The exhibit, “The Joy of Cooking – Two Centuries of Cookbooks at the DeGolyer Library,” will run through Dec. 22, featuring 206 books from DeGolyer’s 6,000-cookbook collection, acquired during the research library’s decades of collecting items related to Western Americana, transportation, women’s history and business history.
“Cookbooks are much more than compilations of recipes,” says Christina Jensen, curator of the exhibit and head of public services at the library. “They offer a timeline of economic, technology, family, and social history.”
A leather-bound handwritten recipe book, written in Spanish by Dona Maria Josefa de La Luz Tapia in 1816, is the oldest cookbook in the exhibit. Its recipes include dishes like pivipollo, a Yucatan-style dish featuring seasoned chicken wrapped in corn dough, often prepared for Day of the Dead.
The Holiday Drink Book, one of Neiman Marcus executive Stanley Marcus’ cocktail recipe books, includes sayings like, “When thou dost drink beware the toast, for therein lies the danger most!”
The exhibit teaches about more than food and drink. Lucretia Eleanor Thomas’ handwritten cookbook, compiled from 1850 to 1870, includes housekeeping recipes for furniture polish and a marble cleaning paste. Recipes for dried peaches, calves’ foot jelly, and poor man’s cake reflect her practical nature, but the recipe for soft gingerbread is the one most spotted with stains.
“At least half the recipes of many of the cookbooks are for dessert,” Jensen says.

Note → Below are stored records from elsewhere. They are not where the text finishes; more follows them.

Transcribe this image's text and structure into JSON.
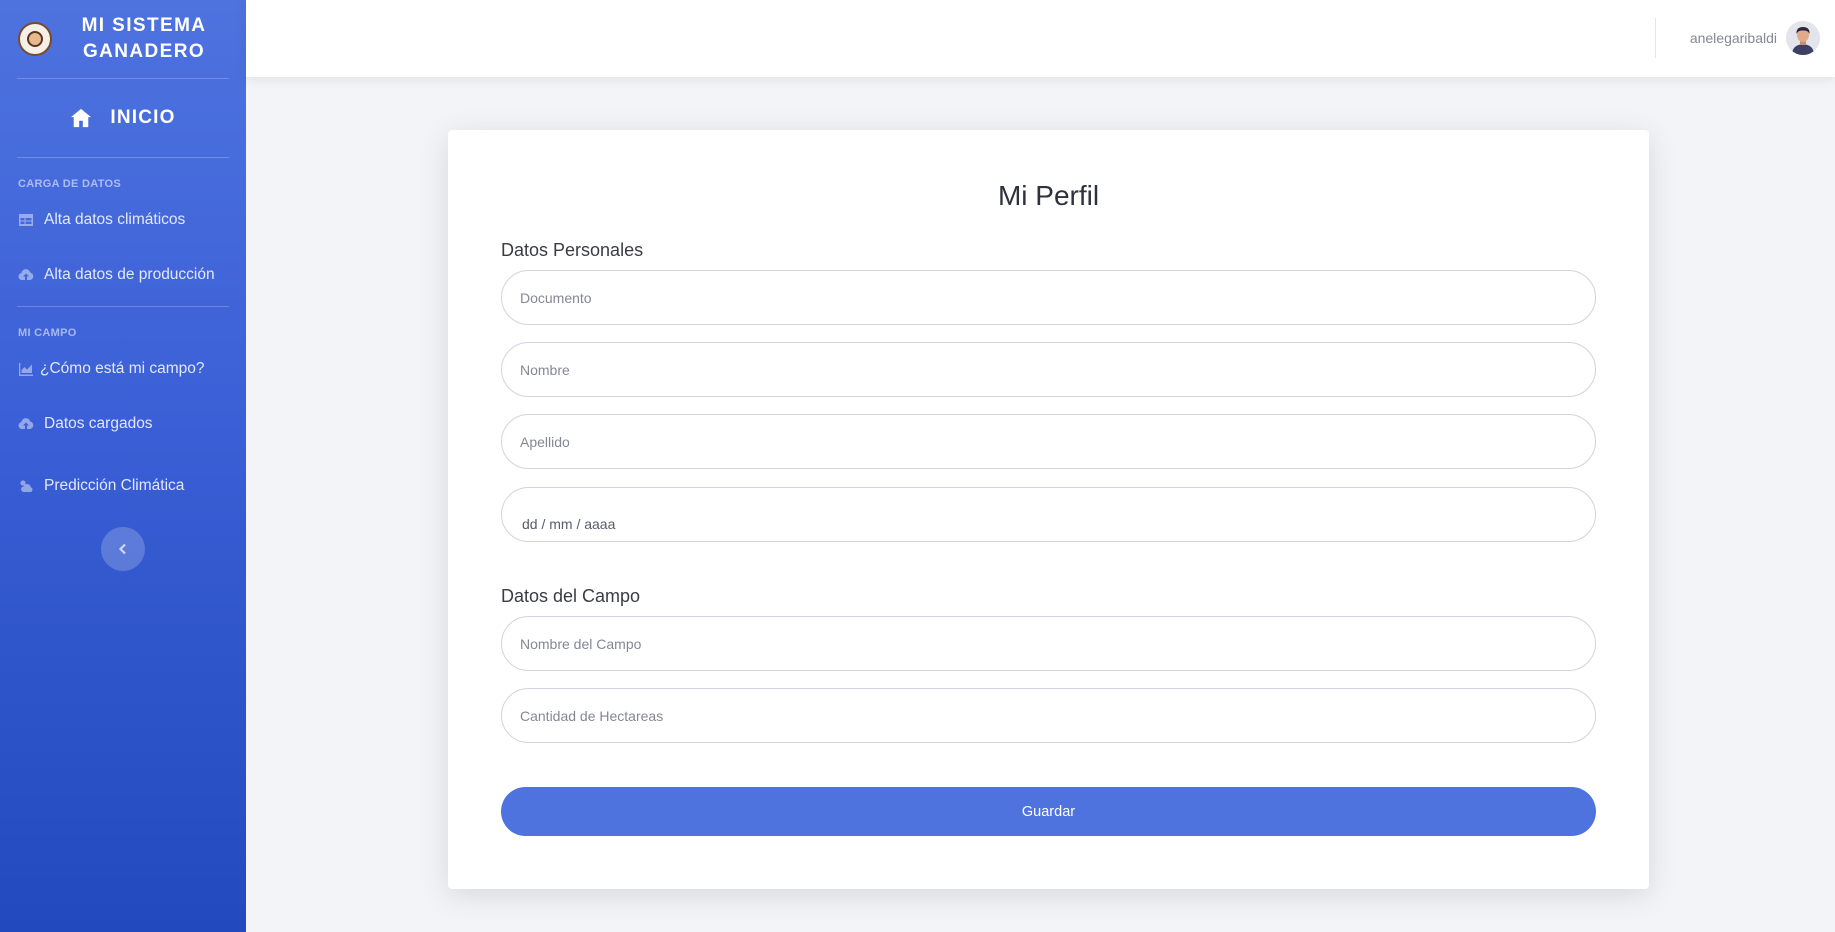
{
  "sidebar": {
    "brand": "MI SISTEMA GANADERO",
    "home": "INICIO",
    "sections": [
      {
        "heading": "CARGA DE DATOS",
        "items": [
          {
            "label": "Alta datos climáticos",
            "icon": "table-icon"
          },
          {
            "label": "Alta datos de producción",
            "icon": "cloud-upload-icon"
          }
        ]
      },
      {
        "heading": "MI CAMPO",
        "items": [
          {
            "label": "¿Cómo está mi campo?",
            "icon": "chart-area-icon"
          },
          {
            "label": "Datos cargados",
            "icon": "cloud-upload-icon"
          },
          {
            "label": "Predicción Climática",
            "icon": "cloud-sun-icon"
          }
        ]
      }
    ],
    "toggle_icon": "chevron-left-icon"
  },
  "topbar": {
    "username": "anelegaribaldi"
  },
  "profile": {
    "title": "Mi Perfil",
    "personal_heading": "Datos Personales",
    "documento_placeholder": "Documento",
    "nombre_placeholder": "Nombre",
    "apellido_placeholder": "Apellido",
    "fecha_placeholder": "dd / mm / aaaa",
    "campo_heading": "Datos del Campo",
    "nombre_campo_placeholder": "Nombre del Campo",
    "hectareas_placeholder": "Cantidad de Hectareas",
    "save_label": "Guardar"
  },
  "colors": {
    "primary": "#4e73df",
    "sidebar_dark": "#224abe",
    "background": "#f3f4f8"
  }
}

The eggless-butterless-milkless cake recipe in the World War I Liberty cookbook reflects Americans’ love of sweets, despite the limitations of war rations, Jensen says. Other cookbooks in the exhibit include historic and Dallas Jewish cookbooks, international fare, and classic Southern cookbooks like Edna Lewis’ The Taste of Country Cooking.
Cookbooks in Spanish and German are displayed, along with treasures like the Lucille B. Smith Treasure of Fine Foods, a box of recipe cards created by the cookbook author who established one of the first commercial food and technology programs at Prairie View A&M College and developed the first commercial hot roll mix.
Exhibit curator Jensen began looking for good recipes while stranded at home during COVID. When back at work, the shelves of cookbooks she passed each day in DeGolyer Library on her way to the elevator inspired her recipe search and the idea for the exhibit.
“Cookbooks offer a way to rethink the history of the last 200 years,” she said.